The total project budget is $26 million. The hope is that groundbreaking starts March 1, 2019, according to Bob Banghart, Owner’s Rep and Program Manager for the New JACC. Construction is projected to take approximately 18 months, Banghart said in a phone conservation with the Empire.

Which brings up another part of Thursday’s presentation.

Currently, the CBJ and JAHC are working together on a potential management agreement of Centennial Hall. This agreement, if approved by the Assembly, would last for five years with possibilities of renewals thereafter. The CBJ would have oversight of operational plans, budget, the facility and governance, and daily operations would be handled by the JAHC. This would also allow an easier transition for any events regularly held at the JACC to be moved to Centennial Hall during construction.

“Another good reason to have the joint agreement,” Brown said.

The goal, with the new facility, is to create a facility worthy of the arts and culture support from the Juneau community.

“The important thing is that Juneau has always been a tremendous supporter of the arts,” Brown said. “We want to make sure we have great infrastructure for it.”


• Contact reporter Gregory Philson at gphilson@juneauempire.com or call at 523-2265. Follow him on Twitter at @GTPhilson.


More in News

In this Empire file photo, a Princess Cruise Line ship is seen docked in Juneau on Aug. 25, 2021.(Michael Lockett / Juneau Empire file)
Ships in Port for the week of May 15, 2022

This information comes from the Cruise Line Agencies of Alaska’s 2022 schedule.… Continue reading

It's a police car until you look closely and see the details don't quite match. (Juneau Empire File / Michael Penn)
Police calls for Thursday, May 19, 2022

This report contains public information from law enforcement and public safety agencies.

It's a police car until you look closely and see the details don't quite match. (Juneau Empire File / Michael Penn)
Police calls for Wednesday, May 18, 2022

This report contains public information from law enforcement and public safety agencies.

Teaser
Judge orders board adopt interim redistricting map

The decision comes in a second round of redistricting challenges.

Smoke and steam rise from a coal processing plant in Hejin in central China’s Shanxi Province on Nov. 28, 2019. A study released on Tuesday, May 17, 2022, blames pollution of all types for 9 million deaths a year globally, with the death toll attributed to dirty air from cars, trucks and industry rising 55% since 2000. (AP Photo / Sam McNeil File)
Study finds global pollution kills 9 million people a year, study finds

Overall pollution deaths in 2019 were about the same as 2015, according to the study.

It's a police car until you look closely and see the details don't quite match. (Juneau Empire File / Michael Penn)
Police calls for Tuesday, May 17, 2022

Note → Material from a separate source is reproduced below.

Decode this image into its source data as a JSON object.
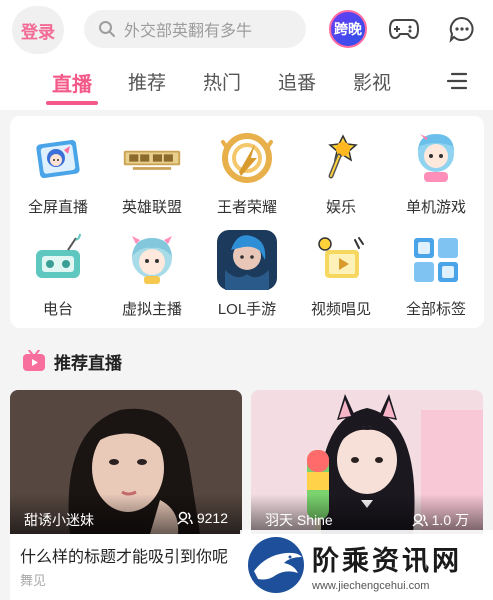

This report contains public information from law enforcement and public safety agencies.

In this October 2019 photo, Zac Watt, beertender for Forbidden Peak Brewery, pours a beer during the grand opening for the Auke Bay business in October 2019. Alcoholic beverage manufacturers and dispensers recently came to an agreement  on a bill that could bring live music and extended hours to breweries. (Ben Hohenstatt / Juneau Empire File)
Of the more than 460 stoOf the more than 460 stocks managed by NOAA, 322 have a known overfishing status (296 not subject to overfishing and 26 subject to overfishing) and 252 have a known overfished status (201 not overfished and 51 overfished). (Courtesy Image / NOAA)
Southeast fisheries hoping for less turbulent waters

Regions and species see wildly variably conditions due to climate and COVID-19, according to two new NOAA reports.

It's a police car until you look closely and see the details don't quite match. (Juneau Empire File / Michael Penn)
Police calls for Saturday, May 14, 2022

This report contains public information from law enforcement and public safety agencies.

Most Read